George Gissing, well worth reading though a now rather overlooked 19th-century writer, published a study of Dickens in 1898. Gissing, a man of socialist leanings, admired Dickens, and in his opening chapter he sketches the economic transformation that began to turn England into an industrial power in the early 19th century, one that bred a larger population and a larger class of poor and indeed impoverished people and resulted in, for instance, the employment of children as young as five or six in coal mines. Gissing would like to make Dickens a champion of reforms with novels that pointed out the "stupidity and heartlessness" of the age. Orwell, however, points out in his essay on Dickens that, while Dickens condemned a "gifted child working in a factory" (David Copperfield), he nowhere writes that no child should work in a factory 10 hours a day."

For Orwell, Dickens is a "radical," in the sense that he is instinctively against "the system," but with no practical solutions for improvement; he only has a perception that "something is wrong" with society. Dickens' idea of progress, according to Orwell, is moral in nature: Dickens does not suggest socialism. He does not want for workers to be rebellious, but for capitalists to be kind. He seemed to be reaching for what Orwell called "an idealized version of the existing thing."

This feeling that "something is wrong" with the world as it is can also be heard in the 18th century among the philosophes and other enlightened minds, as I mentioned in my recent postings on Franco Venturi's Utopia and Reform.
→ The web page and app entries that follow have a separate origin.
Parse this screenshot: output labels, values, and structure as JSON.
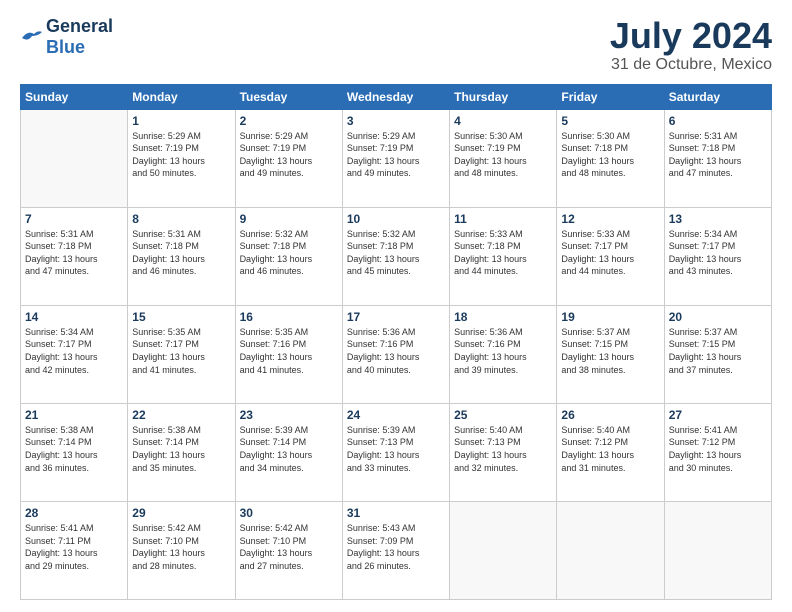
{
  "header": {
    "logo_line1": "General",
    "logo_line2": "Blue",
    "title": "July 2024",
    "subtitle": "31 de Octubre, Mexico"
  },
  "weekdays": [
    "Sunday",
    "Monday",
    "Tuesday",
    "Wednesday",
    "Thursday",
    "Friday",
    "Saturday"
  ],
  "weeks": [
    [
      {
        "day": "",
        "info": ""
      },
      {
        "day": "1",
        "info": "Sunrise: 5:29 AM\nSunset: 7:19 PM\nDaylight: 13 hours\nand 50 minutes."
      },
      {
        "day": "2",
        "info": "Sunrise: 5:29 AM\nSunset: 7:19 PM\nDaylight: 13 hours\nand 49 minutes."
      },
      {
        "day": "3",
        "info": "Sunrise: 5:29 AM\nSunset: 7:19 PM\nDaylight: 13 hours\nand 49 minutes."
      },
      {
        "day": "4",
        "info": "Sunrise: 5:30 AM\nSunset: 7:19 PM\nDaylight: 13 hours\nand 48 minutes."
      },
      {
        "day": "5",
        "info": "Sunrise: 5:30 AM\nSunset: 7:18 PM\nDaylight: 13 hours\nand 48 minutes."
      },
      {
        "day": "6",
        "info": "Sunrise: 5:31 AM\nSunset: 7:18 PM\nDaylight: 13 hours\nand 47 minutes."
      }
    ],
    [
      {
        "day": "7",
        "info": "Sunrise: 5:31 AM\nSunset: 7:18 PM\nDaylight: 13 hours\nand 47 minutes."
      },
      {
        "day": "8",
        "info": "Sunrise: 5:31 AM\nSunset: 7:18 PM\nDaylight: 13 hours\nand 46 minutes."
      },
      {
        "day": "9",
        "info": "Sunrise: 5:32 AM\nSunset: 7:18 PM\nDaylight: 13 hours\nand 46 minutes."
      },
      {
        "day": "10",
        "info": "Sunrise: 5:32 AM\nSunset: 7:18 PM\nDaylight: 13 hours\nand 45 minutes."
      },
      {
        "day": "11",
        "info": "Sunrise: 5:33 AM\nSunset: 7:18 PM\nDaylight: 13 hours\nand 44 minutes."
      },
      {
        "day": "12",
        "info": "Sunrise: 5:33 AM\nSunset: 7:17 PM\nDaylight: 13 hours\nand 44 minutes."
      },
      {
        "day": "13",
        "info": "Sunrise: 5:34 AM\nSunset: 7:17 PM\nDaylight: 13 hours\nand 43 minutes."
      }
    ],
    [
      {
        "day": "14",
        "info": "Sunrise: 5:34 AM\nSunset: 7:17 PM\nDaylight: 13 hours\nand 42 minutes."
      },
      {
        "day": "15",
        "info": "Sunrise: 5:35 AM\nSunset: 7:17 PM\nDaylight: 13 hours\nand 41 minutes."
      },
      {
        "day": "16",
        "info": "Sunrise: 5:35 AM\nSunset: 7:16 PM\nDaylight: 13 hours\nand 41 minutes."
      },
      {
        "day": "17",
        "info": "Sunrise: 5:36 AM\nSunset: 7:16 PM\nDaylight: 13 hours\nand 40 minutes."
      },
      {
        "day": "18",
        "info": "Sunrise: 5:36 AM\nSunset: 7:16 PM\nDaylight: 13 hours\nand 39 minutes."
      },
      {
        "day": "19",
        "info": "Sunrise: 5:37 AM\nSunset: 7:15 PM\nDaylight: 13 hours\nand 38 minutes."
      },
      {
        "day": "20",
        "info": "Sunrise: 5:37 AM\nSunset: 7:15 PM\nDaylight: 13 hours\nand 37 minutes."
      }
    ],
    [
      {
        "day": "21",
        "info": "Sunrise: 5:38 AM\nSunset: 7:14 PM\nDaylight: 13 hours\nand 36 minutes."
      },
      {
        "day": "22",
        "info": "Sunrise: 5:38 AM\nSunset: 7:14 PM\nDaylight: 13 hours\nand 35 minutes."
      },
      {
        "day": "23",
        "info": "Sunrise: 5:39 AM\nSunset: 7:14 PM\nDaylight: 13 hours\nand 34 minutes."
      },
      {
        "day": "24",
        "info": "Sunrise: 5:39 AM\nSunset: 7:13 PM\nDaylight: 13 hours\nand 33 minutes."
      },
      {
        "day": "25",
        "info": "Sunrise: 5:40 AM\nSunset: 7:13 PM\nDaylight: 13 hours\nand 32 minutes."
      },
      {
        "day": "26",
        "info": "Sunrise: 5:40 AM\nSunset: 7:12 PM\nDaylight: 13 hours\nand 31 minutes."
      },
      {
        "day": "27",
        "info": "Sunrise: 5:41 AM\nSunset: 7:12 PM\nDaylight: 13 hours\nand 30 minutes."
      }
    ],
    [
      {
        "day": "28",
        "info": "Sunrise: 5:41 AM\nSunset: 7:11 PM\nDaylight: 13 hours\nand 29 minutes."
      },
      {
        "day": "29",
        "info": "Sunrise: 5:42 AM\nSunset: 7:10 PM\nDaylight: 13 hours\nand 28 minutes."
      },
      {
        "day": "30",
        "info": "Sunrise: 5:42 AM\nSunset: 7:10 PM\nDaylight: 13 hours\nand 27 minutes."
      },
      {
        "day": "31",
        "info": "Sunrise: 5:43 AM\nSunset: 7:09 PM\nDaylight: 13 hours\nand 26 minutes."
      },
      {
        "day": "",
        "info": ""
      },
      {
        "day": "",
        "info": ""
      },
      {
        "day": "",
        "info": ""
      }
    ]
  ]
}
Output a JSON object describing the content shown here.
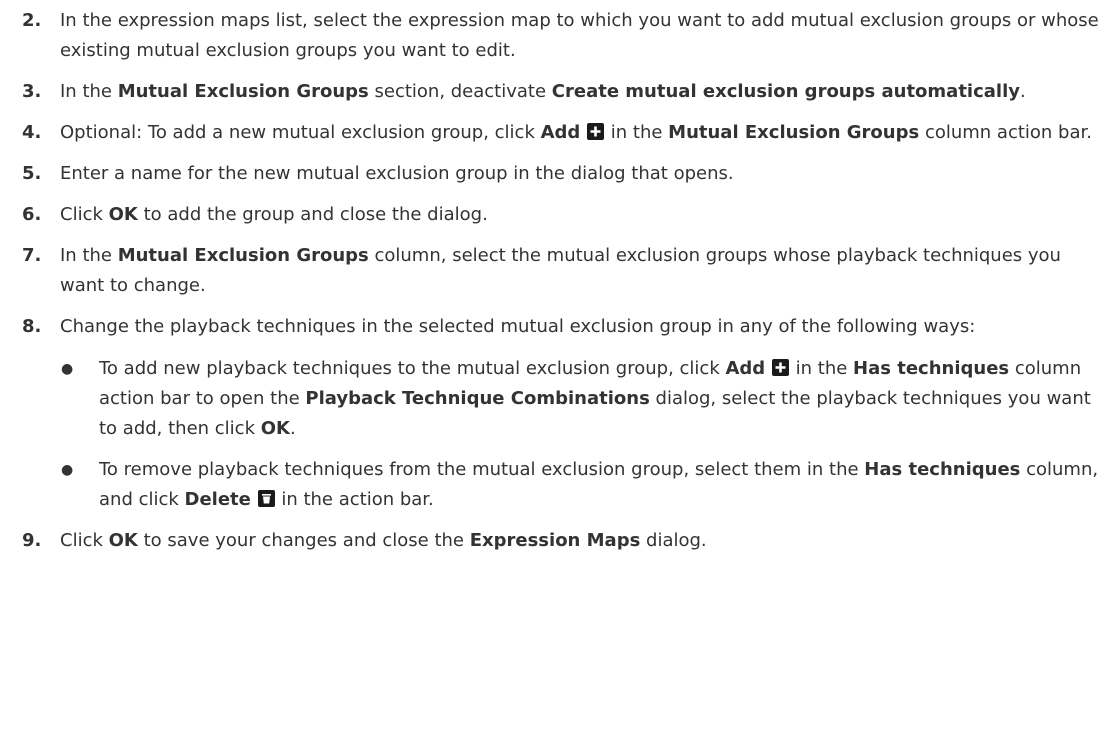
{
  "steps": [
    {
      "num": "2.",
      "parts": [
        {
          "t": "In the expression maps list, select the expression map to which you want to add mutual exclusion groups or whose existing mutual exclusion groups you want to edit."
        }
      ]
    },
    {
      "num": "3.",
      "parts": [
        {
          "t": "In the "
        },
        {
          "b": "Mutual Exclusion Groups"
        },
        {
          "t": " section, deactivate "
        },
        {
          "b": "Create mutual exclusion groups automatically"
        },
        {
          "t": "."
        }
      ]
    },
    {
      "num": "4.",
      "parts": [
        {
          "t": "Optional: To add a new mutual exclusion group, click "
        },
        {
          "b": "Add"
        },
        {
          "t": " "
        },
        {
          "icon": "add-icon"
        },
        {
          "t": " in the "
        },
        {
          "b": "Mutual Exclusion Groups"
        },
        {
          "t": " column action bar."
        }
      ]
    },
    {
      "num": "5.",
      "parts": [
        {
          "t": "Enter a name for the new mutual exclusion group in the dialog that opens."
        }
      ]
    },
    {
      "num": "6.",
      "parts": [
        {
          "t": "Click "
        },
        {
          "b": "OK"
        },
        {
          "t": " to add the group and close the dialog."
        }
      ]
    },
    {
      "num": "7.",
      "parts": [
        {
          "t": "In the "
        },
        {
          "b": "Mutual Exclusion Groups"
        },
        {
          "t": " column, select the mutual exclusion groups whose playback techniques you want to change."
        }
      ]
    },
    {
      "num": "8.",
      "parts": [
        {
          "t": "Change the playback techniques in the selected mutual exclusion group in any of the following ways:"
        }
      ],
      "subs": [
        {
          "bullet": "●",
          "parts": [
            {
              "t": "To add new playback techniques to the mutual exclusion group, click "
            },
            {
              "b": "Add"
            },
            {
              "t": " "
            },
            {
              "icon": "add-icon"
            },
            {
              "t": " in the "
            },
            {
              "b": "Has techniques"
            },
            {
              "t": " column action bar to open the "
            },
            {
              "b": "Playback Technique Combinations"
            },
            {
              "t": " dialog, select the playback techniques you want to add, then click "
            },
            {
              "b": "OK"
            },
            {
              "t": "."
            }
          ]
        },
        {
          "bullet": "●",
          "parts": [
            {
              "t": "To remove playback techniques from the mutual exclusion group, select them in the "
            },
            {
              "b": "Has techniques"
            },
            {
              "t": " column, and click "
            },
            {
              "b": "Delete"
            },
            {
              "t": " "
            },
            {
              "icon": "delete-icon"
            },
            {
              "t": " in the action bar."
            }
          ]
        }
      ]
    },
    {
      "num": "9.",
      "parts": [
        {
          "t": "Click "
        },
        {
          "b": "OK"
        },
        {
          "t": " to save your changes and close the "
        },
        {
          "b": "Expression Maps"
        },
        {
          "t": " dialog."
        }
      ]
    }
  ]
}
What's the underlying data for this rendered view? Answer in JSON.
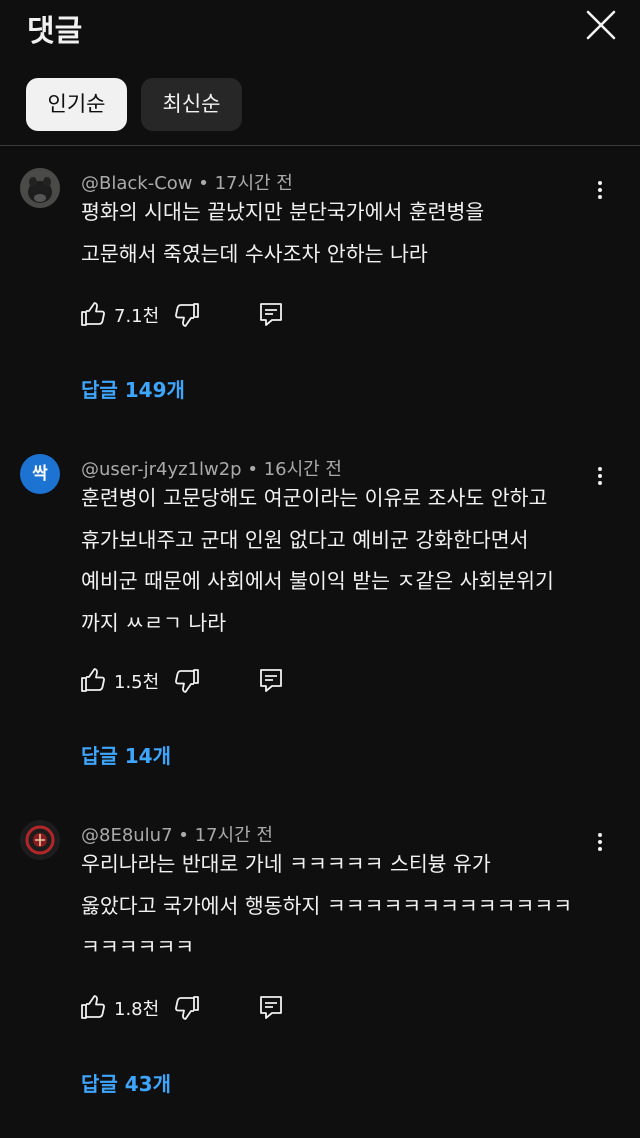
{
  "header": {
    "title": "댓글",
    "close_icon": "close-icon"
  },
  "sort": {
    "popular": "인기순",
    "newest": "최신순"
  },
  "comments": [
    {
      "avatar_text": "",
      "author": "@Black-Cow",
      "time": "17시간 전",
      "lines": [
        "평화의 시대는 끝났지만 분단국가에서 훈련병을",
        "고문해서 죽였는데 수사조차 안하는 나라"
      ],
      "likes": "7.1천",
      "replies": "답글 149개"
    },
    {
      "avatar_text": "싹",
      "author": "@user-jr4yz1lw2p",
      "time": "16시간 전",
      "lines": [
        "훈련병이 고문당해도 여군이라는 이유로 조사도 안하고",
        "휴가보내주고 군대 인원 없다고 예비군 강화한다면서",
        "예비군 때문에 사회에서 불이익 받는 ㅈ같은 사회분위기",
        "까지 ㅆㄹㄱ 나라"
      ],
      "likes": "1.5천",
      "replies": "답글 14개"
    },
    {
      "avatar_text": "",
      "author": "@8E8ulu7",
      "time": "17시간 전",
      "lines": [
        "우리나라는 반대로 가네 ㅋㅋㅋㅋㅋ 스티븅 유가",
        "옳았다고 국가에서 행동하지 ㅋㅋㅋㅋㅋㅋㅋㅋㅋㅋㅋㅋㅋ",
        "ㅋㅋㅋㅋㅋㅋ"
      ],
      "likes": "1.8천",
      "replies": "답글 43개"
    }
  ]
}
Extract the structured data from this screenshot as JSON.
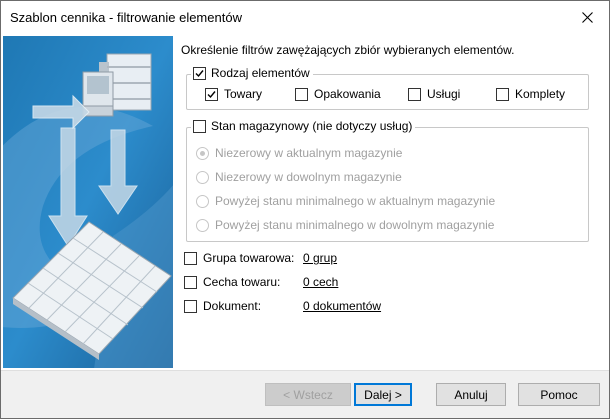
{
  "window": {
    "title": "Szablon cennika - filtrowanie elementów"
  },
  "header": {
    "text": "Określenie filtrów zawężających zbiór wybieranych elementów."
  },
  "group_type": {
    "label": "Rodzaj elementów",
    "checked": true,
    "options": [
      {
        "label": "Towary",
        "checked": true
      },
      {
        "label": "Opakowania",
        "checked": false
      },
      {
        "label": "Usługi",
        "checked": false
      },
      {
        "label": "Komplety",
        "checked": false
      }
    ]
  },
  "group_stock": {
    "label": "Stan magazynowy (nie dotyczy usług)",
    "checked": false,
    "options": [
      {
        "label": "Niezerowy w aktualnym magazynie",
        "selected": true
      },
      {
        "label": "Niezerowy w dowolnym magazynie",
        "selected": false
      },
      {
        "label": "Powyżej stanu minimalnego w aktualnym magazynie",
        "selected": false
      },
      {
        "label": "Powyżej stanu minimalnego w dowolnym magazynie",
        "selected": false
      }
    ]
  },
  "filters": [
    {
      "label": "Grupa towarowa:",
      "link": "0 grup",
      "checked": false
    },
    {
      "label": "Cecha towaru:",
      "link": "0 cech",
      "checked": false
    },
    {
      "label": "Dokument:",
      "link": "0 dokumentów",
      "checked": false
    }
  ],
  "buttons": {
    "back": "< Wstecz",
    "next": "Dalej >",
    "cancel": "Anuluj",
    "help": "Pomoc"
  },
  "colors": {
    "accent": "#0078d7",
    "side_dark": "#1e6fa6",
    "side_light": "#cfe3f0"
  }
}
In the 18th century there was a steady and increasing chorus of vociferations against "the rich" and "the powerful," coupled with denunciations of the treatment of "the poor" and otherwise disadvantaged. I can't help thinking that in the course of the transition to the 19th century, the attacks on the well-off became a kind of trope, what Venturi refers to as one of those "mental forms which, once they are fixed and shaped, will never yield without long and difficult trials and struggles." He is writing here of the expansion of the traditional utopia in the Enlightenment to the determination to create paradise on earth, in other words, the passage to the communist ideal. This determination is always accompanied by something like loathing for "what is." Gissing writes, for instance, of the mid-19th century: "A time of ugliness: ugly religion, ugly law, ugly relations between rich and poor, ugly clothes, ugly furniture." Social progress, as envisioned by reformers like Gissing, is always accompanied by hatred or repugnance for what went before.

Of course, one only lives when one lives, and it is hard to get a handle on whether a preceding age was as abominable as it is portrayed post hoc facto. I think Dickens remains a powerful and important writer because, through his very inventiveness and vibrant imagination, he "fixed and shaped" (in Venturi's words) a view of the Victorian age that allows later ages to believe that they have "morally progressed." It is only anecdotally that we are able to cite progress, and I have not yet seen the attempt by any statistician to quantify progress as such; the variables would be too numerous. My own feeling is that, even in the worst of times, people find ways to be comfortable, if not happy. Thus, another reason why Dickens remains an important writer. According to G.K. Chesterton (in his study of Dickens), Dickens "knew well that the greatest happiness that has been known since Eden is the happiness of the unhappy. ... Nothing that has ever been written about human delights, no Earthly Paradise, no Utopia has ever come so near the quick nerve of happiness as his descriptions of the rare extravagances of the poor." One only has to think of the Cratchits at their Christmas feast. (A Christmas Carol, by the way, is the one book by Dickens that I read once a year.)

Maybe someone can instruct me on this, but wasn't it Nietzsche who was the first to critique that mental form that denounces the rich and idealizes the poor?

Picture credit: I am a child